■ Problem to work on ■
List all lines in the material below that contain "this".

■ Data extract ■
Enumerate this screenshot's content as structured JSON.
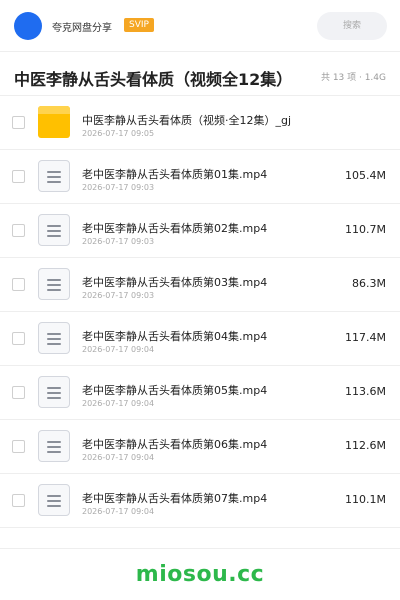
{
  "header": {
    "brand": "夸克网盘分享",
    "badge": "SVIP",
    "search_placeholder": "搜索"
  },
  "share": {
    "title": "中医李静从舌头看体质（视频全12集）",
    "meta": "共 13 项 · 1.4G"
  },
  "files": [
    {
      "type": "folder",
      "name": "中医李静从舌头看体质（视频·全12集）_gj",
      "date": "2026-07-17 09:05",
      "size": ""
    },
    {
      "type": "file",
      "name": "老中医李静从舌头看体质第01集.mp4",
      "date": "2026-07-17 09:03",
      "size": "105.4M"
    },
    {
      "type": "file",
      "name": "老中医李静从舌头看体质第02集.mp4",
      "date": "2026-07-17 09:03",
      "size": "110.7M"
    },
    {
      "type": "file",
      "name": "老中医李静从舌头看体质第03集.mp4",
      "date": "2026-07-17 09:03",
      "size": "86.3M"
    },
    {
      "type": "file",
      "name": "老中医李静从舌头看体质第04集.mp4",
      "date": "2026-07-17 09:04",
      "size": "117.4M"
    },
    {
      "type": "file",
      "name": "老中医李静从舌头看体质第05集.mp4",
      "date": "2026-07-17 09:04",
      "size": "113.6M"
    },
    {
      "type": "file",
      "name": "老中医李静从舌头看体质第06集.mp4",
      "date": "2026-07-17 09:04",
      "size": "112.6M"
    },
    {
      "type": "file",
      "name": "老中医李静从舌头看体质第07集.mp4",
      "date": "2026-07-17 09:04",
      "size": "110.1M"
    }
  ],
  "watermark": "miosou.cc",
  "colors": {
    "accent_blue": "#1f6cf0",
    "svip_orange": "#f5a623",
    "folder_yellow": "#ffc000",
    "watermark_green": "#2db84b"
  }
}
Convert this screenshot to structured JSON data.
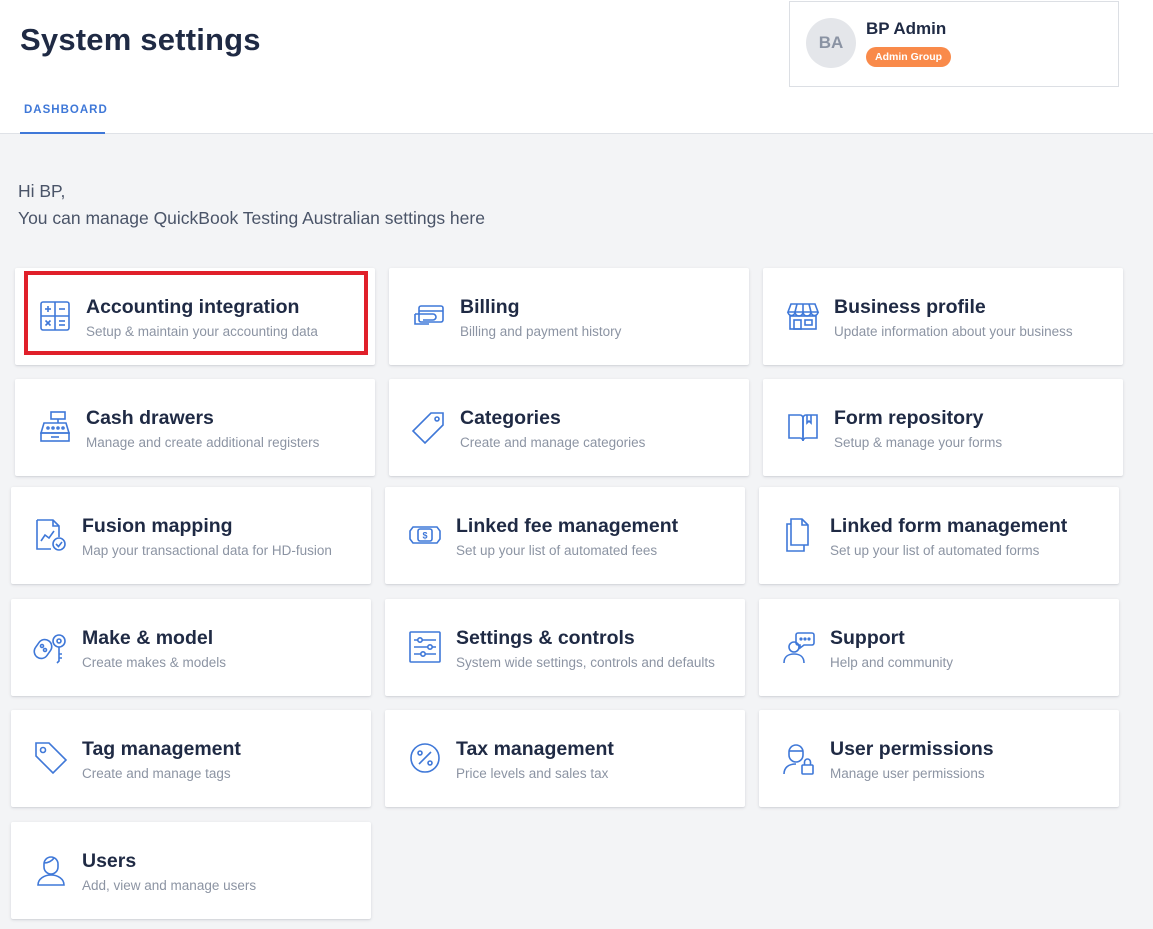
{
  "header": {
    "title": "System settings",
    "tabs": [
      {
        "label": "DASHBOARD",
        "active": true
      }
    ]
  },
  "user": {
    "initials": "BA",
    "name": "BP Admin",
    "group": "Admin Group"
  },
  "greeting": {
    "line1": "Hi BP,",
    "line2": "You can manage QuickBook Testing Australian settings here"
  },
  "colors": {
    "accent": "#3f78d8",
    "badge": "#f98a4a",
    "highlight": "#e0202a"
  },
  "cards": [
    {
      "title": "Accounting integration",
      "subtitle": "Setup & maintain your accounting data",
      "icon": "calculator-icon",
      "highlighted": true
    },
    {
      "title": "Billing",
      "subtitle": "Billing and payment history",
      "icon": "credit-card-icon"
    },
    {
      "title": "Business profile",
      "subtitle": "Update information about your business",
      "icon": "storefront-icon"
    },
    {
      "title": "Cash drawers",
      "subtitle": "Manage and create additional registers",
      "icon": "cash-register-icon"
    },
    {
      "title": "Categories",
      "subtitle": "Create and manage categories",
      "icon": "tag-outline-icon"
    },
    {
      "title": "Form repository",
      "subtitle": "Setup & manage your forms",
      "icon": "book-icon"
    },
    {
      "title": "Fusion mapping",
      "subtitle": "Map your transactional data for HD-fusion",
      "icon": "chart-document-icon"
    },
    {
      "title": "Linked fee management",
      "subtitle": "Set up your list of automated fees",
      "icon": "money-icon"
    },
    {
      "title": "Linked form management",
      "subtitle": "Set up your list of automated forms",
      "icon": "documents-icon"
    },
    {
      "title": "Make & model",
      "subtitle": "Create makes & models",
      "icon": "car-key-icon"
    },
    {
      "title": "Settings & controls",
      "subtitle": "System wide settings, controls and defaults",
      "icon": "sliders-icon"
    },
    {
      "title": "Support",
      "subtitle": "Help and community",
      "icon": "support-chat-icon"
    },
    {
      "title": "Tag management",
      "subtitle": "Create and manage tags",
      "icon": "tag-icon"
    },
    {
      "title": "Tax management",
      "subtitle": "Price levels and sales tax",
      "icon": "percent-icon"
    },
    {
      "title": "User permissions",
      "subtitle": "Manage user permissions",
      "icon": "user-lock-icon"
    },
    {
      "title": "Users",
      "subtitle": "Add, view and manage users",
      "icon": "user-icon"
    }
  ]
}
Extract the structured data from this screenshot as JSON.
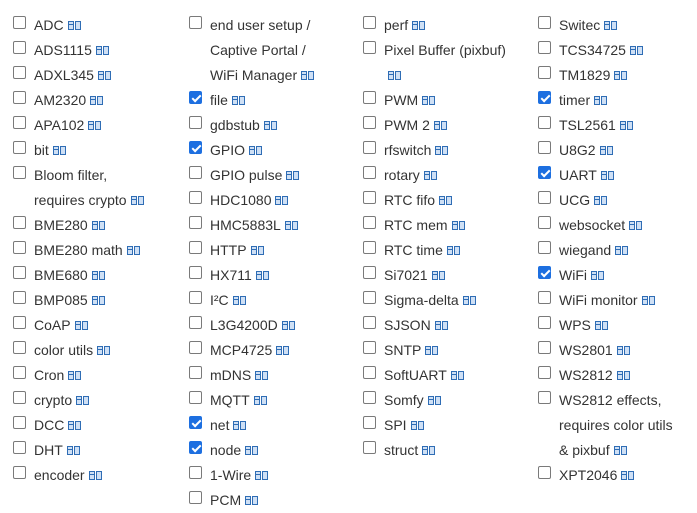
{
  "doc_icon": "documentation-icon",
  "accent_color": "#1d6fe0",
  "columns": [
    [
      {
        "lines": [
          "ADC"
        ],
        "checked": false
      },
      {
        "lines": [
          "ADS1115"
        ],
        "checked": false
      },
      {
        "lines": [
          "ADXL345"
        ],
        "checked": false
      },
      {
        "lines": [
          "AM2320"
        ],
        "checked": false
      },
      {
        "lines": [
          "APA102"
        ],
        "checked": false
      },
      {
        "lines": [
          "bit"
        ],
        "checked": false
      },
      {
        "lines": [
          "Bloom filter,",
          "requires crypto"
        ],
        "checked": false
      },
      {
        "lines": [
          "BME280"
        ],
        "checked": false
      },
      {
        "lines": [
          "BME280 math"
        ],
        "checked": false
      },
      {
        "lines": [
          "BME680"
        ],
        "checked": false
      },
      {
        "lines": [
          "BMP085"
        ],
        "checked": false
      },
      {
        "lines": [
          "CoAP"
        ],
        "checked": false
      },
      {
        "lines": [
          "color utils"
        ],
        "checked": false
      },
      {
        "lines": [
          "Cron"
        ],
        "checked": false
      },
      {
        "lines": [
          "crypto"
        ],
        "checked": false
      },
      {
        "lines": [
          "DCC"
        ],
        "checked": false
      },
      {
        "lines": [
          "DHT"
        ],
        "checked": false
      },
      {
        "lines": [
          "encoder"
        ],
        "checked": false
      }
    ],
    [
      {
        "lines": [
          "end user setup /",
          "Captive Portal /",
          "WiFi Manager"
        ],
        "checked": false
      },
      {
        "lines": [
          "file"
        ],
        "checked": true
      },
      {
        "lines": [
          "gdbstub"
        ],
        "checked": false
      },
      {
        "lines": [
          "GPIO"
        ],
        "checked": true
      },
      {
        "lines": [
          "GPIO pulse"
        ],
        "checked": false
      },
      {
        "lines": [
          "HDC1080"
        ],
        "checked": false
      },
      {
        "lines": [
          "HMC5883L"
        ],
        "checked": false
      },
      {
        "lines": [
          "HTTP"
        ],
        "checked": false
      },
      {
        "lines": [
          "HX711"
        ],
        "checked": false
      },
      {
        "lines": [
          "I²C"
        ],
        "checked": false
      },
      {
        "lines": [
          "L3G4200D"
        ],
        "checked": false
      },
      {
        "lines": [
          "MCP4725"
        ],
        "checked": false
      },
      {
        "lines": [
          "mDNS"
        ],
        "checked": false
      },
      {
        "lines": [
          "MQTT"
        ],
        "checked": false
      },
      {
        "lines": [
          "net"
        ],
        "checked": true
      },
      {
        "lines": [
          "node"
        ],
        "checked": true
      },
      {
        "lines": [
          "1-Wire"
        ],
        "checked": false
      },
      {
        "lines": [
          "PCM"
        ],
        "checked": false
      }
    ],
    [
      {
        "lines": [
          "perf"
        ],
        "checked": false
      },
      {
        "lines": [
          "Pixel Buffer (pixbuf)"
        ],
        "checked": false,
        "icon_next_line": true
      },
      {
        "lines": [
          "PWM"
        ],
        "checked": false
      },
      {
        "lines": [
          "PWM 2"
        ],
        "checked": false
      },
      {
        "lines": [
          "rfswitch"
        ],
        "checked": false
      },
      {
        "lines": [
          "rotary"
        ],
        "checked": false
      },
      {
        "lines": [
          "RTC fifo"
        ],
        "checked": false
      },
      {
        "lines": [
          "RTC mem"
        ],
        "checked": false
      },
      {
        "lines": [
          "RTC time"
        ],
        "checked": false
      },
      {
        "lines": [
          "Si7021"
        ],
        "checked": false
      },
      {
        "lines": [
          "Sigma-delta"
        ],
        "checked": false
      },
      {
        "lines": [
          "SJSON"
        ],
        "checked": false
      },
      {
        "lines": [
          "SNTP"
        ],
        "checked": false
      },
      {
        "lines": [
          "SoftUART"
        ],
        "checked": false
      },
      {
        "lines": [
          "Somfy"
        ],
        "checked": false
      },
      {
        "lines": [
          "SPI"
        ],
        "checked": false
      },
      {
        "lines": [
          "struct"
        ],
        "checked": false
      }
    ],
    [
      {
        "lines": [
          "Switec"
        ],
        "checked": false
      },
      {
        "lines": [
          "TCS34725"
        ],
        "checked": false
      },
      {
        "lines": [
          "TM1829"
        ],
        "checked": false
      },
      {
        "lines": [
          "timer"
        ],
        "checked": true
      },
      {
        "lines": [
          "TSL2561"
        ],
        "checked": false
      },
      {
        "lines": [
          "U8G2"
        ],
        "checked": false
      },
      {
        "lines": [
          "UART"
        ],
        "checked": true
      },
      {
        "lines": [
          "UCG"
        ],
        "checked": false
      },
      {
        "lines": [
          "websocket"
        ],
        "checked": false
      },
      {
        "lines": [
          "wiegand"
        ],
        "checked": false
      },
      {
        "lines": [
          "WiFi"
        ],
        "checked": true
      },
      {
        "lines": [
          "WiFi monitor"
        ],
        "checked": false
      },
      {
        "lines": [
          "WPS"
        ],
        "checked": false
      },
      {
        "lines": [
          "WS2801"
        ],
        "checked": false
      },
      {
        "lines": [
          "WS2812"
        ],
        "checked": false
      },
      {
        "lines": [
          "WS2812 effects,",
          "requires color utils",
          "& pixbuf"
        ],
        "checked": false
      },
      {
        "lines": [
          "XPT2046"
        ],
        "checked": false
      }
    ]
  ]
}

■ Solution to the exercise ■
Enumerate this screenshot's content as structured JSON.
Convert this screenshot to structured JSON data.
Extract the structured data from this screenshot as JSON.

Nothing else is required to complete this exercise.